> [ACTIVITY]: Among the entries below, find the lines with the word "relation" and return them.

> [EXTRACTED RECORDS]:
=== Begin Enclosure ===

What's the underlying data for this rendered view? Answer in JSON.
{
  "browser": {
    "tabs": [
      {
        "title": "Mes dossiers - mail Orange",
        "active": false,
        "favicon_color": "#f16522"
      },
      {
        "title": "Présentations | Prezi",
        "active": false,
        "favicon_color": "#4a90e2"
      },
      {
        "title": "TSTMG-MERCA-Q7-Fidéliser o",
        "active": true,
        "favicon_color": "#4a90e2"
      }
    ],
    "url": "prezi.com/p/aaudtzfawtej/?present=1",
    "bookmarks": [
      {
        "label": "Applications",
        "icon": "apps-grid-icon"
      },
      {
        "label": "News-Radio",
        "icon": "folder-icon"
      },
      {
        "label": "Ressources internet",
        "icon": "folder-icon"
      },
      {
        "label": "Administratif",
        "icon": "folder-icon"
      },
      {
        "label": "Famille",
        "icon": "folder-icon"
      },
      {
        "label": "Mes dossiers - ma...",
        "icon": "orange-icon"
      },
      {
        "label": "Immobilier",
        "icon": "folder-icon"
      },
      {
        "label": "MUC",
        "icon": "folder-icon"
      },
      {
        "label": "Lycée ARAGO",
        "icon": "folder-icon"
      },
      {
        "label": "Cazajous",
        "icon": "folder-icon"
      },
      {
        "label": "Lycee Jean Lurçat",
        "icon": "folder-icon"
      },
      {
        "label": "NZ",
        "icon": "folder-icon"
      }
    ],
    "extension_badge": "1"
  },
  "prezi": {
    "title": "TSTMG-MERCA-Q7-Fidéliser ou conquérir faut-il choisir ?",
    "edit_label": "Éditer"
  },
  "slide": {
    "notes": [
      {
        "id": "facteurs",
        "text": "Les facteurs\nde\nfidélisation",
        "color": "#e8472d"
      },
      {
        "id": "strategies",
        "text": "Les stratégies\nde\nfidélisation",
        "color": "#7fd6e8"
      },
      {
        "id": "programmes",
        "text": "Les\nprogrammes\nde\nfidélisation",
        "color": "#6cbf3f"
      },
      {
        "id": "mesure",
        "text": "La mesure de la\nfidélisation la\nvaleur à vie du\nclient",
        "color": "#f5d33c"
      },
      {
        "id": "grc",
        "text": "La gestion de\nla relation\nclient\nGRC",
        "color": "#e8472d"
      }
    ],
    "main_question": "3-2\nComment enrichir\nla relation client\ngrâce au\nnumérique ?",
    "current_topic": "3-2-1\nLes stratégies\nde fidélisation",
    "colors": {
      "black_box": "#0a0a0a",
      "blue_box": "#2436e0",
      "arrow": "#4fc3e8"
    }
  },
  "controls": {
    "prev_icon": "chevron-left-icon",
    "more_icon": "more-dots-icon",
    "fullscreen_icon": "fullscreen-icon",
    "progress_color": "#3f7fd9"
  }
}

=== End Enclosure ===

> [ANSWER BELOW]:
        "text": "La gestion de\nla relation\nclient\nGRC",
    "main_question": "3-2\nComment enrichir\nla relation client\ngrâce au\nnumérique ?",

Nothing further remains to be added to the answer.